Segment Start: Data section

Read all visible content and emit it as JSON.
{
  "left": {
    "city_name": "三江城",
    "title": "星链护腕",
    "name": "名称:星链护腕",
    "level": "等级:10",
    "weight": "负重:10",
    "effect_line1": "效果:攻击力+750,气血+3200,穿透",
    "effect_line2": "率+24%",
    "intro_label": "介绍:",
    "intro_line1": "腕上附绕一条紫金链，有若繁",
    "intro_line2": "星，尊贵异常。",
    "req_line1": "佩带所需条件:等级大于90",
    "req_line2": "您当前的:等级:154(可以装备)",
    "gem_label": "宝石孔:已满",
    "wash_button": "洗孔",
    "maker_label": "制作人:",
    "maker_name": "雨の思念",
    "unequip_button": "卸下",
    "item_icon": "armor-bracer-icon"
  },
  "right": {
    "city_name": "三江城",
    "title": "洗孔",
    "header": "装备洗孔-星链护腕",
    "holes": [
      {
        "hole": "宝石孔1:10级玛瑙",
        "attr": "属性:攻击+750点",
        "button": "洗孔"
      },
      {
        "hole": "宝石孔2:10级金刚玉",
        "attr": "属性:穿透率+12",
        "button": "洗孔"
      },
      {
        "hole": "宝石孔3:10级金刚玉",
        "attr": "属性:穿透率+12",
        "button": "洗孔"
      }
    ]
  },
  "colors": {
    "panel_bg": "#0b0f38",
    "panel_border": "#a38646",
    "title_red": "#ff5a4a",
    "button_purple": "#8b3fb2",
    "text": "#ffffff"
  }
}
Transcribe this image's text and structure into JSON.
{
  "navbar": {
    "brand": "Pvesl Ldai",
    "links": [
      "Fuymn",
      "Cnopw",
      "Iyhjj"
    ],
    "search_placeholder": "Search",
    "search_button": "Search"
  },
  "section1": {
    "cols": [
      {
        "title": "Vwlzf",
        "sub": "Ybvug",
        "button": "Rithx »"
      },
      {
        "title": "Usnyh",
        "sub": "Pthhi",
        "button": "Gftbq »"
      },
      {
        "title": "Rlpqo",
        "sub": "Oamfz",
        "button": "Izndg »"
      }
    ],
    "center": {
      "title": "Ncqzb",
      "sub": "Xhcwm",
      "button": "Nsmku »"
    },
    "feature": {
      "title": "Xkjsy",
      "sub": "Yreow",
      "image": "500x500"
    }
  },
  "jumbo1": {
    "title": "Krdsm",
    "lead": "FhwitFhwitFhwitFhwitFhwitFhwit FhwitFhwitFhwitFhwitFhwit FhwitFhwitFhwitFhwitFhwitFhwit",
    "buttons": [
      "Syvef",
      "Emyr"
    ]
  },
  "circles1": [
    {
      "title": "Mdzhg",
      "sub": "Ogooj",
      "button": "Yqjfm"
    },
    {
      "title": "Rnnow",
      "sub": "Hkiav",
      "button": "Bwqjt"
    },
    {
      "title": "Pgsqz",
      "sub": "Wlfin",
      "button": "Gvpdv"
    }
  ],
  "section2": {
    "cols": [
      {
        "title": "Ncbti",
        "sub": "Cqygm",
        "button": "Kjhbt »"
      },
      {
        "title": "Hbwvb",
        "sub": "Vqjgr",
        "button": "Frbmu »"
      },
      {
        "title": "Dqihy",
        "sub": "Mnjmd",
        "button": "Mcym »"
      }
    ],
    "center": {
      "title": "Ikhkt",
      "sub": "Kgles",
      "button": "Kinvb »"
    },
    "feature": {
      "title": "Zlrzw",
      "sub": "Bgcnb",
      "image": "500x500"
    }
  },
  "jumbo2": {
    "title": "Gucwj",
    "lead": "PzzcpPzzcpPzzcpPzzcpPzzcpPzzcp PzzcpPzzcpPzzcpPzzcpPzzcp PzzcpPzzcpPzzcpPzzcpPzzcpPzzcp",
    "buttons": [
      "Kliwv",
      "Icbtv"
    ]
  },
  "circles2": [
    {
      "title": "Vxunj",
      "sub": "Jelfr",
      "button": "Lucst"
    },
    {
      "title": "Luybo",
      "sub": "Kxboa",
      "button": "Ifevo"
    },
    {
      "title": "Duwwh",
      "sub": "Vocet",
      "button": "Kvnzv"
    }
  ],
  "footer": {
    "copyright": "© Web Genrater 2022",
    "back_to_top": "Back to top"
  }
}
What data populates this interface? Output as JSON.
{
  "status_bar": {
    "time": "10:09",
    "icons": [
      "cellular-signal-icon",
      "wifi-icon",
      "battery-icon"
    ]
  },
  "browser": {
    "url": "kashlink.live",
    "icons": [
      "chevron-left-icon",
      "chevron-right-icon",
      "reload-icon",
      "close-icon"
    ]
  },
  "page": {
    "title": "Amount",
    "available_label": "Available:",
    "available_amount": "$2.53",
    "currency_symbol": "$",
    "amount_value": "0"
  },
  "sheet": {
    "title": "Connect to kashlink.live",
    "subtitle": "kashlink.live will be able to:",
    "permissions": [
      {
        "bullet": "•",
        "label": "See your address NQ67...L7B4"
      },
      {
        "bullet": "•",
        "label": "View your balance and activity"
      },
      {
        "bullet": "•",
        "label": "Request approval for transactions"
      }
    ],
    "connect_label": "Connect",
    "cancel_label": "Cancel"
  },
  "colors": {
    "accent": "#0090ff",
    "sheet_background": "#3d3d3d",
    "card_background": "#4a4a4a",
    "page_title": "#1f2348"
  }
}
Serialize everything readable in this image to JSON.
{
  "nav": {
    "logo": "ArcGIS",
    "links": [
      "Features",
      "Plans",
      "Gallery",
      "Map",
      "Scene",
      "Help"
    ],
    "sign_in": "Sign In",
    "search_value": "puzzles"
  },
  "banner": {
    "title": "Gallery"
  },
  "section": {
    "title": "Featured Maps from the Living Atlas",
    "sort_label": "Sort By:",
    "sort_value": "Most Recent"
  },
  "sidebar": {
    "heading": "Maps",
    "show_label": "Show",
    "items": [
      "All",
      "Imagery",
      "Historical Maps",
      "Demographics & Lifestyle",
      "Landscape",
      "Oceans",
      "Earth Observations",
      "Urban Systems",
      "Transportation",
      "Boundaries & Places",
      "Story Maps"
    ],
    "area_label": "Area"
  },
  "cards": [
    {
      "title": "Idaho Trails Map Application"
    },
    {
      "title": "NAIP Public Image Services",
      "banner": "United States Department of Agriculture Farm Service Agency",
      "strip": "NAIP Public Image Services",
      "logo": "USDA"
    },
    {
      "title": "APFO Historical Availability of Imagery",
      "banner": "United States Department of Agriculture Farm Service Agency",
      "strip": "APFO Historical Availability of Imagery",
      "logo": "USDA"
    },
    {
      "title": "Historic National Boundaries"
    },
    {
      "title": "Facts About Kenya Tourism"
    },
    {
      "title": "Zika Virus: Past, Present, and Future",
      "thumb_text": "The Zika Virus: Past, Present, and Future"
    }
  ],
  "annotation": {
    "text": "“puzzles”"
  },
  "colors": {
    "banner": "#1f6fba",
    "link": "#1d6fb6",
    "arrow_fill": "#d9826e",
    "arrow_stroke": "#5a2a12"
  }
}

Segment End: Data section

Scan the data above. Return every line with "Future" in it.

#### Exercise response:
      "title": "Zika Virus: Past, Present, and Future",
      "thumb_text": "The Zika Virus: Past, Present, and Future"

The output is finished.